HipHopDX: You mentioned how he got a hold of a beat pack and was liking so many of them. How much of the album came from that original pack and how many more did you end up crafting for him?
Caiazzo: I would say there was four to five to the original folder. Then, we kind of went in after that. I think the first one that we did, after the original pack, was “Conditioning.” That was the first beat that I played for him after the original pack. So, I’d say four to five in the original pack. And then from there, we went in on the rest of the album.
HipHopDX: Like you were saying earlier, Ghostface really meshed well with the reggae sound on “Soursop.” What was your approach as far as knowing what works for Wu-Tang sonically versus coming in with fresh ideas and new takes that you thought would mesh well?
Caiazzo: That’s a pretty good question.

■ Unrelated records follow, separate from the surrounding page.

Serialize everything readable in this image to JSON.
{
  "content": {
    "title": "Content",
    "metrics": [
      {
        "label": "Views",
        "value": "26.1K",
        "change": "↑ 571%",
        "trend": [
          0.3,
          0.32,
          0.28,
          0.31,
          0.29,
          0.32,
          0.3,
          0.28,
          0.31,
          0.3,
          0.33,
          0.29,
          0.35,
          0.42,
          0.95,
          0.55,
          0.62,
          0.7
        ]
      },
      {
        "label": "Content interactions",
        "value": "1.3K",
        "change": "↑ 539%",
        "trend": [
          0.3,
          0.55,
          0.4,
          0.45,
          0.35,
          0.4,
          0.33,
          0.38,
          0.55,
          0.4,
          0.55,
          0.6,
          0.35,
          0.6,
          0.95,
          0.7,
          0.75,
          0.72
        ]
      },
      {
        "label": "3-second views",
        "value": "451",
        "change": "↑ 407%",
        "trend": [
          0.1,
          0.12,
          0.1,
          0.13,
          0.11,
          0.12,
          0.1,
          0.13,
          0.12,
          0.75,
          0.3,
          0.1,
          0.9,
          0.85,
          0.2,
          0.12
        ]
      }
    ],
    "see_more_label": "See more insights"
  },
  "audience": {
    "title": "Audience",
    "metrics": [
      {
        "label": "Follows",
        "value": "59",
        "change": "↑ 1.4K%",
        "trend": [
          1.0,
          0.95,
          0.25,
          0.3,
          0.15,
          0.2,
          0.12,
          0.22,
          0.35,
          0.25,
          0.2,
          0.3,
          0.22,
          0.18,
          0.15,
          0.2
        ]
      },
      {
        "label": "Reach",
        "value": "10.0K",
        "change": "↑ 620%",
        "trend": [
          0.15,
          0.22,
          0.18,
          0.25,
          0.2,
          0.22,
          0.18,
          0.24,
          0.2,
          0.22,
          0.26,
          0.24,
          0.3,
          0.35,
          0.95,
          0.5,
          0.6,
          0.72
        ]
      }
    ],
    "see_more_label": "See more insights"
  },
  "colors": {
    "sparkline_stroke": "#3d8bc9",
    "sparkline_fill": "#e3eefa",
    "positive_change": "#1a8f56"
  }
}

I think each member has their own … I’m taking their slang, but each member does have their own chamber. I think when they do a Wu-Tang project together, the sound is different than when Ghostface puts out a record or when Method Man puts out a record or when Raekwon puts out a record.
With that being said, I did know that this was just going to be a Ghostface solo project. I went in knowing that. So, I try and cater and mold the sound to what I thought would he would appreciate. The feedback that we’ve been getting from fans is that we accomplished the mission.

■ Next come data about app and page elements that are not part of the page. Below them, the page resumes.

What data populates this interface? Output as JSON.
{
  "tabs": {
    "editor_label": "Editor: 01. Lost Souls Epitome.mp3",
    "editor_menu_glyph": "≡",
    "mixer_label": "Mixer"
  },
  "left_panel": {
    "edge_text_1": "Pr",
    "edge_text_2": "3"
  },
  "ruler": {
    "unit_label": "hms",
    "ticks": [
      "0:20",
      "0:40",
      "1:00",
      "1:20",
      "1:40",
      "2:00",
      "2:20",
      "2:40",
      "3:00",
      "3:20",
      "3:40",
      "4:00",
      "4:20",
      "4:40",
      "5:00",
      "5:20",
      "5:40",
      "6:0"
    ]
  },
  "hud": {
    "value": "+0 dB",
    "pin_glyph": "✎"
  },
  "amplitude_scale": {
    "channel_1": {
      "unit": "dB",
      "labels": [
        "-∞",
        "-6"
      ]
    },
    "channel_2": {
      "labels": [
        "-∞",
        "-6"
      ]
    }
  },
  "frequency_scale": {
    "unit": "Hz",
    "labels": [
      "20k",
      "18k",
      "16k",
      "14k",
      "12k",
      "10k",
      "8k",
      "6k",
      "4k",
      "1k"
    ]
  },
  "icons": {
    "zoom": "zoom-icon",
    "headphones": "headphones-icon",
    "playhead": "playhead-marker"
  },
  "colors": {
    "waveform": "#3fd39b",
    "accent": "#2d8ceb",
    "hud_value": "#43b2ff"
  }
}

HipHopDX: Absolutely. You had mentioned the “Hercules” sample. I definitely love that one as a Louisiana native. But what type of samples intrigued you and inspire you as a producer?
Caiazzo: The “Hercules” one, obviously, is more mainstream. The Neville Brothers are pretty popular. I’ve always been a fan of their music. As a producer, I’ve just become a fan of different genres of music because of it. It’s exposed me to so many different types of music that I wouldn’t have think that I would ever be a fan of.
I’m just using it as an example: the “Conditioning” sample is from a Japanese animation song. So, it just opened my mind to so many different types of different genres of music. I really get inspired by soundtracks, Italian crime soundtracks. Like I was just saying, Japanese music. I really like Brazilian music, psychedelic rock. I’m a big fan of other producers who have dipped into those genres of music, whether it’s like a Madlib or MF DOOM. People like that who sample obscure type things.
HipHopDX: That’s dope. I think you’re now on the radar of a lot of people with these Deck and Ghostface albums. Who else are you working with these days? Who else can people expect to hear rhyming over your beats?
Caiazzo: There’s two albums that I know that are coming out. There’s a Wu-Tang Vs. Remedy album coming out that a lot of my beats are on. A bunch of members from Wu-Tang. Ghostface is on it. Deck is on it. Method Man’s on it. Masta Killa. Cappadonna’s on it. That’s coming out.
There’s a Killah Priest and Remedy album called Holy Of Holies that’s coming out. I did like 90 percent of that. A bunch of the other members have beats of mine. I don’t know what they’re using them for, or if they’re going to be used, but a bunch of the members do have beats of mine.
I’m working with Spit Gemz. He’s from New York. I don’t know if you’re familiar. I sent him a folder. He has some of my stuff. An artist of my own that I’m producing, his name is Too Chill Will. He’s from Brooklyn. I’m just down to work with whoever wants to work, whoever likes the sound.
HipHopDX: That’s good to hear. For MCs that are interested in working with you, what’s the best way to reach you?
Shout out everybody who has been listening and supporting these projects, Remedy, Wigs, Ghost and Deck.